Tag Archives: Scottish vernacular

Reflecting DOuglas

Doors might be closed but the windows of The Scrib Tree are free for all to look into when going for a stroll through Douglas. Level 4 lockdown here in South Lanarkshire, Scotland, sees many doors closed but people are finding ways to continue working safely within the restrictions.

Around the Corner‘, an exhibition of 16 unexpected views of the historic village of Douglas, is now on view to the town and I’m really pleased to have it on display in this wonderful place.

I know I could put the work to one side and wait till we have the all clear for a proper on-the-wall exhibition but this work sums up the spirit of place that we are in right now – the feeling that better things are ‘imminent’, ‘on the brink’, ‘on the horizon’…. which are all names of paintings in this exhibition.

Just to side track a moment – look at this wee Scrib Tree charmer! He was no help whatsoever in putting up my work! If you read to the end, I promise you a melty moment pup pic….
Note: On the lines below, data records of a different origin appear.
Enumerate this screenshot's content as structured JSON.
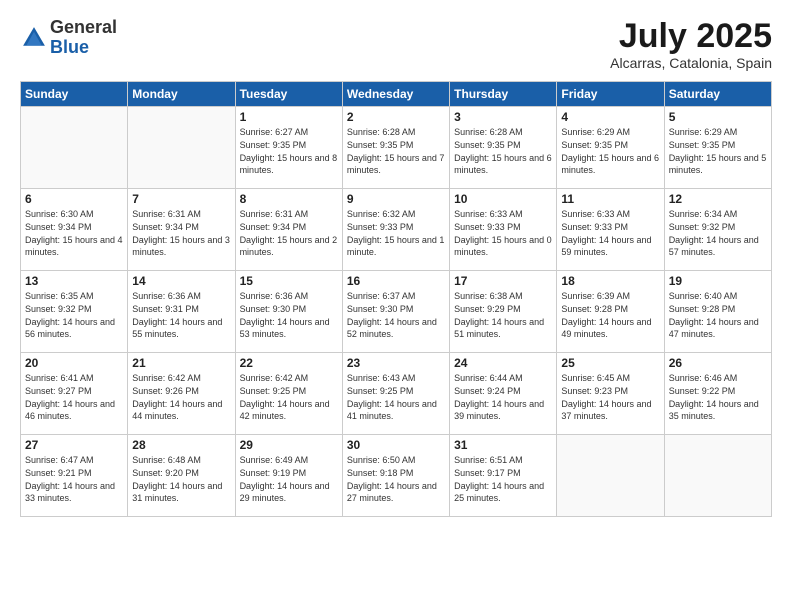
{
  "header": {
    "logo_general": "General",
    "logo_blue": "Blue",
    "month_title": "July 2025",
    "location": "Alcarras, Catalonia, Spain"
  },
  "days_of_week": [
    "Sunday",
    "Monday",
    "Tuesday",
    "Wednesday",
    "Thursday",
    "Friday",
    "Saturday"
  ],
  "weeks": [
    [
      {
        "day": "",
        "info": ""
      },
      {
        "day": "",
        "info": ""
      },
      {
        "day": "1",
        "info": "Sunrise: 6:27 AM\nSunset: 9:35 PM\nDaylight: 15 hours\nand 8 minutes."
      },
      {
        "day": "2",
        "info": "Sunrise: 6:28 AM\nSunset: 9:35 PM\nDaylight: 15 hours\nand 7 minutes."
      },
      {
        "day": "3",
        "info": "Sunrise: 6:28 AM\nSunset: 9:35 PM\nDaylight: 15 hours\nand 6 minutes."
      },
      {
        "day": "4",
        "info": "Sunrise: 6:29 AM\nSunset: 9:35 PM\nDaylight: 15 hours\nand 6 minutes."
      },
      {
        "day": "5",
        "info": "Sunrise: 6:29 AM\nSunset: 9:35 PM\nDaylight: 15 hours\nand 5 minutes."
      }
    ],
    [
      {
        "day": "6",
        "info": "Sunrise: 6:30 AM\nSunset: 9:34 PM\nDaylight: 15 hours\nand 4 minutes."
      },
      {
        "day": "7",
        "info": "Sunrise: 6:31 AM\nSunset: 9:34 PM\nDaylight: 15 hours\nand 3 minutes."
      },
      {
        "day": "8",
        "info": "Sunrise: 6:31 AM\nSunset: 9:34 PM\nDaylight: 15 hours\nand 2 minutes."
      },
      {
        "day": "9",
        "info": "Sunrise: 6:32 AM\nSunset: 9:33 PM\nDaylight: 15 hours\nand 1 minute."
      },
      {
        "day": "10",
        "info": "Sunrise: 6:33 AM\nSunset: 9:33 PM\nDaylight: 15 hours\nand 0 minutes."
      },
      {
        "day": "11",
        "info": "Sunrise: 6:33 AM\nSunset: 9:33 PM\nDaylight: 14 hours\nand 59 minutes."
      },
      {
        "day": "12",
        "info": "Sunrise: 6:34 AM\nSunset: 9:32 PM\nDaylight: 14 hours\nand 57 minutes."
      }
    ],
    [
      {
        "day": "13",
        "info": "Sunrise: 6:35 AM\nSunset: 9:32 PM\nDaylight: 14 hours\nand 56 minutes."
      },
      {
        "day": "14",
        "info": "Sunrise: 6:36 AM\nSunset: 9:31 PM\nDaylight: 14 hours\nand 55 minutes."
      },
      {
        "day": "15",
        "info": "Sunrise: 6:36 AM\nSunset: 9:30 PM\nDaylight: 14 hours\nand 53 minutes."
      },
      {
        "day": "16",
        "info": "Sunrise: 6:37 AM\nSunset: 9:30 PM\nDaylight: 14 hours\nand 52 minutes."
      },
      {
        "day": "17",
        "info": "Sunrise: 6:38 AM\nSunset: 9:29 PM\nDaylight: 14 hours\nand 51 minutes."
      },
      {
        "day": "18",
        "info": "Sunrise: 6:39 AM\nSunset: 9:28 PM\nDaylight: 14 hours\nand 49 minutes."
      },
      {
        "day": "19",
        "info": "Sunrise: 6:40 AM\nSunset: 9:28 PM\nDaylight: 14 hours\nand 47 minutes."
      }
    ],
    [
      {
        "day": "20",
        "info": "Sunrise: 6:41 AM\nSunset: 9:27 PM\nDaylight: 14 hours\nand 46 minutes."
      },
      {
        "day": "21",
        "info": "Sunrise: 6:42 AM\nSunset: 9:26 PM\nDaylight: 14 hours\nand 44 minutes."
      },
      {
        "day": "22",
        "info": "Sunrise: 6:42 AM\nSunset: 9:25 PM\nDaylight: 14 hours\nand 42 minutes."
      },
      {
        "day": "23",
        "info": "Sunrise: 6:43 AM\nSunset: 9:25 PM\nDaylight: 14 hours\nand 41 minutes."
      },
      {
        "day": "24",
        "info": "Sunrise: 6:44 AM\nSunset: 9:24 PM\nDaylight: 14 hours\nand 39 minutes."
      },
      {
        "day": "25",
        "info": "Sunrise: 6:45 AM\nSunset: 9:23 PM\nDaylight: 14 hours\nand 37 minutes."
      },
      {
        "day": "26",
        "info": "Sunrise: 6:46 AM\nSunset: 9:22 PM\nDaylight: 14 hours\nand 35 minutes."
      }
    ],
    [
      {
        "day": "27",
        "info": "Sunrise: 6:47 AM\nSunset: 9:21 PM\nDaylight: 14 hours\nand 33 minutes."
      },
      {
        "day": "28",
        "info": "Sunrise: 6:48 AM\nSunset: 9:20 PM\nDaylight: 14 hours\nand 31 minutes."
      },
      {
        "day": "29",
        "info": "Sunrise: 6:49 AM\nSunset: 9:19 PM\nDaylight: 14 hours\nand 29 minutes."
      },
      {
        "day": "30",
        "info": "Sunrise: 6:50 AM\nSunset: 9:18 PM\nDaylight: 14 hours\nand 27 minutes."
      },
      {
        "day": "31",
        "info": "Sunrise: 6:51 AM\nSunset: 9:17 PM\nDaylight: 14 hours\nand 25 minutes."
      },
      {
        "day": "",
        "info": ""
      },
      {
        "day": "",
        "info": ""
      }
    ]
  ]
}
I think this is my favourite photograph of the window exhibition. Big light cloudscapes behind dark skylines. It shows a little of the drama of this intense historic village.

Here’s a detail below from ‘In the Air’.

‘In the Air’

From ‘In the Air’ we move down to earth – but not for long….

…Where are these stairs leading us?

‘On the Brink’.

‘On the Brink’
‘On the Brink’

I’m curious to find out where these stairs lead – are they simply going around the corner with another flight out of sight or is there another level that has since disappeared?

Here we have tall chimneys against a dark sky. This is a dramatic building that lies empty – ‘Ready and Waiting’.

‘Ready and Waiting’ – detail

All the original artworks featured can be seen on my website.

‘Ready and Waiting’

The hotel above lies empty, ready and waiting – but not this little chap.

As always, thank you for reading!

Ronnie

Shapes, Shadow, Light

The Scrib Tree made quite an impression on our first visit: beautiful interior, locally-sourced food and outstanding artwork on the walls by Carol Taylor, who has her studio next door.

It’s located in the ancient village of Douglas with records dating from the 13th century and set within 33,000 acres of the Douglas Estate.

You can imagine how delighted I was to be offered the opportunity to hold an exhibition there this Spring 2021, with the town as my subject. The offer came late last summer when lockdown in Scotland had temporarily eased. I went straight there to spend time walking through the town and start the thinking process.

Douglas is intriguing. I became absorbed by the narrow streets, the variety of the buildings, the unexpected views and the intricate street plan. There were thin spaces between buildings and edges which concealed fragments of church towers and roads that disappeared over the brow of a hill.

I knew I wanted to push myself and present an exhibition of my experience of Douglas which would reflect the times we are living in.

I began to crop my photos to find interesting compositions and then began a thumbnail sketching spree. I stuck a row of sketches up on the wall and chose the ones with the strongest composition of shapes, shadows and light to work on.

Keeping in mind what I’d learnt on the Composed Landscape course at Paintbox, I simplified the subject by using a thick soft pencil – trying hard not to get distracted by details – something that’s quite a stretch for me!

The name of the body of work was there waiting for me as I walked around the town: ‘Around the Corner’.

With all the depressing events globally and nationally, I wanted to express things as they are now but with hope for something brighter, something different, something imminent. There has been such heavy news this last year, on top of already heavy news. I can’t ignore it and yet I always hope for the best.

I love all the phrases associated with ‘Around the Corner’, for instance ‘at hand’, ‘in the air’ or ‘looming’. This became the key focus of each study.

I settled on a square format, all the time working to simplify the view to focus on the corners and the atmosphere of anticipation.

I already had my palette in mind, but I will talk about that in my next post. In the meantime I will leave you with a couple more of the studies to give you an idea of this old Scottish village.

Thanks for reading,

Ronnie 🙂